#### Available data

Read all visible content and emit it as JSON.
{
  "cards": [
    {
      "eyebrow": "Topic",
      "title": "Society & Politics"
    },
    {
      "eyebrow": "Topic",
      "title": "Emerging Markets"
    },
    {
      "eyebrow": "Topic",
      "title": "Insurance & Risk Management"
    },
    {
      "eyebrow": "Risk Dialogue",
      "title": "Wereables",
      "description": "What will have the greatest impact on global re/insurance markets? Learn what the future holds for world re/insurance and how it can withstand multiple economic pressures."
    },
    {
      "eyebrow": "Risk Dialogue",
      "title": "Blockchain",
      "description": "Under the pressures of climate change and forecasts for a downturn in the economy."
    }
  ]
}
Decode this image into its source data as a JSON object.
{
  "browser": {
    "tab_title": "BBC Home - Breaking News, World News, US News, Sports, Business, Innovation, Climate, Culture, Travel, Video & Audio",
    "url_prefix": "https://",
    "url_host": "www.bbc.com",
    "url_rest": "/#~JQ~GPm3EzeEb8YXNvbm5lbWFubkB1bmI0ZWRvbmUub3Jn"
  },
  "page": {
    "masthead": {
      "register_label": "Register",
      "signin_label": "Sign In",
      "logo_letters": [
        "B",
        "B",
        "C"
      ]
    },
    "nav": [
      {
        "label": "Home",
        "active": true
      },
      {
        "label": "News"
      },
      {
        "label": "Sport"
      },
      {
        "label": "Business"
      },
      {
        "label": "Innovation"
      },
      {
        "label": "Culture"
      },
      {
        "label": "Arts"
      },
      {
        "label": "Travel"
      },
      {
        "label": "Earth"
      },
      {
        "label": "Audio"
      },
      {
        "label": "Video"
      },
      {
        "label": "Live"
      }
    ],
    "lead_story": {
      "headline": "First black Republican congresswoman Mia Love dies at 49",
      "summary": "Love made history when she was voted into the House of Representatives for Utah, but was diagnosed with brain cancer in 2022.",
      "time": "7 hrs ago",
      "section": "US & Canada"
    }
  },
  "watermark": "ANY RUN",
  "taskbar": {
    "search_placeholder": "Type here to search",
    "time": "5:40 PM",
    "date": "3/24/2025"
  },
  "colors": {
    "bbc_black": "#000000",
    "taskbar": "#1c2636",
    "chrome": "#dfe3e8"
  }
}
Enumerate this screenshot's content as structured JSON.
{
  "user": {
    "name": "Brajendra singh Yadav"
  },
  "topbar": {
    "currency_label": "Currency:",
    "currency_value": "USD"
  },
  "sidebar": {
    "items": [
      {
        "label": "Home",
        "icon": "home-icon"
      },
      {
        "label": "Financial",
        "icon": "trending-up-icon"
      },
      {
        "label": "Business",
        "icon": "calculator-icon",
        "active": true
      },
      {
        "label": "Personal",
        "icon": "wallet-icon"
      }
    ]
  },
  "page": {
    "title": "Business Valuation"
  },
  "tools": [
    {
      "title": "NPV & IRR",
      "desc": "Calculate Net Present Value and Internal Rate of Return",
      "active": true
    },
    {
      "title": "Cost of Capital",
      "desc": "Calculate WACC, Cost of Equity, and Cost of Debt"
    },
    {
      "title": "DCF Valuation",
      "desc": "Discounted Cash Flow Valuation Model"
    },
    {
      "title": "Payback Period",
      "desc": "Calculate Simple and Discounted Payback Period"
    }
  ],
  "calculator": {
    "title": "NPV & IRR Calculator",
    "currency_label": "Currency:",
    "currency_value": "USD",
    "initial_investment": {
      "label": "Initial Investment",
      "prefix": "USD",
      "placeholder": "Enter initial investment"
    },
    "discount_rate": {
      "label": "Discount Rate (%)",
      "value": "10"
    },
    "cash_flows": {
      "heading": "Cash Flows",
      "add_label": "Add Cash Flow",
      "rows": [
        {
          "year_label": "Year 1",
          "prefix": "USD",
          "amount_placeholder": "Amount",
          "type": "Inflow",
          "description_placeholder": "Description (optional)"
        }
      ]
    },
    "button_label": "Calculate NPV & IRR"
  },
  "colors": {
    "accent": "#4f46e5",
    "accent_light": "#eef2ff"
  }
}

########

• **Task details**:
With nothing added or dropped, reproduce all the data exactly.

• **Finished task**:
Read all visible content and emit it as JSON.
{
  "cards": [
    {
      "eyebrow": "Topic",
      "title": "Society & Politics"
    },
    {
      "eyebrow": "Topic",
      "title": "Emerging Markets"
    },
    {
      "eyebrow": "Topic",
      "title": "Insurance & Risk Management"
    },
    {
      "eyebrow": "Risk Dialogue",
      "title": "Wereables",
      "description": "What will have the greatest impact on global re/insurance markets? Learn what the future holds for world re/insurance and how it can withstand multiple economic pressures."
    },
    {
      "eyebrow": "Risk Dialogue",
      "title": "Blockchain",
      "description": "Under the pressures of climate change and forecasts for a downturn in the economy."
    }
  ]
}
Decode this image into its source data as a JSON object.
{
  "browser": {
    "tab_title": "BBC Home - Breaking News, World News, US News, Sports, Business, Innovation, Climate, Culture, Travel, Video & Audio",
    "url_prefix": "https://",
    "url_host": "www.bbc.com",
    "url_rest": "/#~JQ~GPm3EzeEb8YXNvbm5lbWFubkB1bmI0ZWRvbmUub3Jn"
  },
  "page": {
    "masthead": {
      "register_label": "Register",
      "signin_label": "Sign In",
      "logo_letters": [
        "B",
        "B",
        "C"
      ]
    },
    "nav": [
      {
        "label": "Home",
        "active": true
      },
      {
        "label": "News"
      },
      {
        "label": "Sport"
      },
      {
        "label": "Business"
      },
      {
        "label": "Innovation"
      },
      {
        "label": "Culture"
      },
      {
        "label": "Arts"
      },
      {
        "label": "Travel"
      },
      {
        "label": "Earth"
      },
      {
        "label": "Audio"
      },
      {
        "label": "Video"
      },
      {
        "label": "Live"
      }
    ],
    "lead_story": {
      "headline": "First black Republican congresswoman Mia Love dies at 49",
      "summary": "Love made history when she was voted into the House of Representatives for Utah, but was diagnosed with brain cancer in 2022.",
      "time": "7 hrs ago",
      "section": "US & Canada"
    }
  },
  "watermark": "ANY RUN",
  "taskbar": {
    "search_placeholder": "Type here to search",
    "time": "5:40 PM",
    "date": "3/24/2025"
  },
  "colors": {
    "bbc_black": "#000000",
    "taskbar": "#1c2636",
    "chrome": "#dfe3e8"
  }
}
Enumerate this screenshot's content as structured JSON.
{
  "user": {
    "name": "Brajendra singh Yadav"
  },
  "topbar": {
    "currency_label": "Currency:",
    "currency_value": "USD"
  },
  "sidebar": {
    "items": [
      {
        "label": "Home",
        "icon": "home-icon"
      },
      {
        "label": "Financial",
        "icon": "trending-up-icon"
      },
      {
        "label": "Business",
        "icon": "calculator-icon",
        "active": true
      },
      {
        "label": "Personal",
        "icon": "wallet-icon"
      }
    ]
  },
  "page": {
    "title": "Business Valuation"
  },
  "tools": [
    {
      "title": "NPV & IRR",
      "desc": "Calculate Net Present Value and Internal Rate of Return",
      "active": true
    },
    {
      "title": "Cost of Capital",
      "desc": "Calculate WACC, Cost of Equity, and Cost of Debt"
    },
    {
      "title": "DCF Valuation",
      "desc": "Discounted Cash Flow Valuation Model"
    },
    {
      "title": "Payback Period",
      "desc": "Calculate Simple and Discounted Payback Period"
    }
  ],
  "calculator": {
    "title": "NPV & IRR Calculator",
    "currency_label": "Currency:",
    "currency_value": "USD",
    "initial_investment": {
      "label": "Initial Investment",
      "prefix": "USD",
      "placeholder": "Enter initial investment"
    },
    "discount_rate": {
      "label": "Discount Rate (%)",
      "value": "10"
    },
    "cash_flows": {
      "heading": "Cash Flows",
      "add_label": "Add Cash Flow",
      "rows": [
        {
          "year_label": "Year 1",
          "prefix": "USD",
          "amount_placeholder": "Amount",
          "type": "Inflow",
          "description_placeholder": "Description (optional)"
        }
      ]
    },
    "button_label": "Calculate NPV & IRR"
  },
  "colors": {
    "accent": "#4f46e5",
    "accent_light": "#eef2ff"
  }
}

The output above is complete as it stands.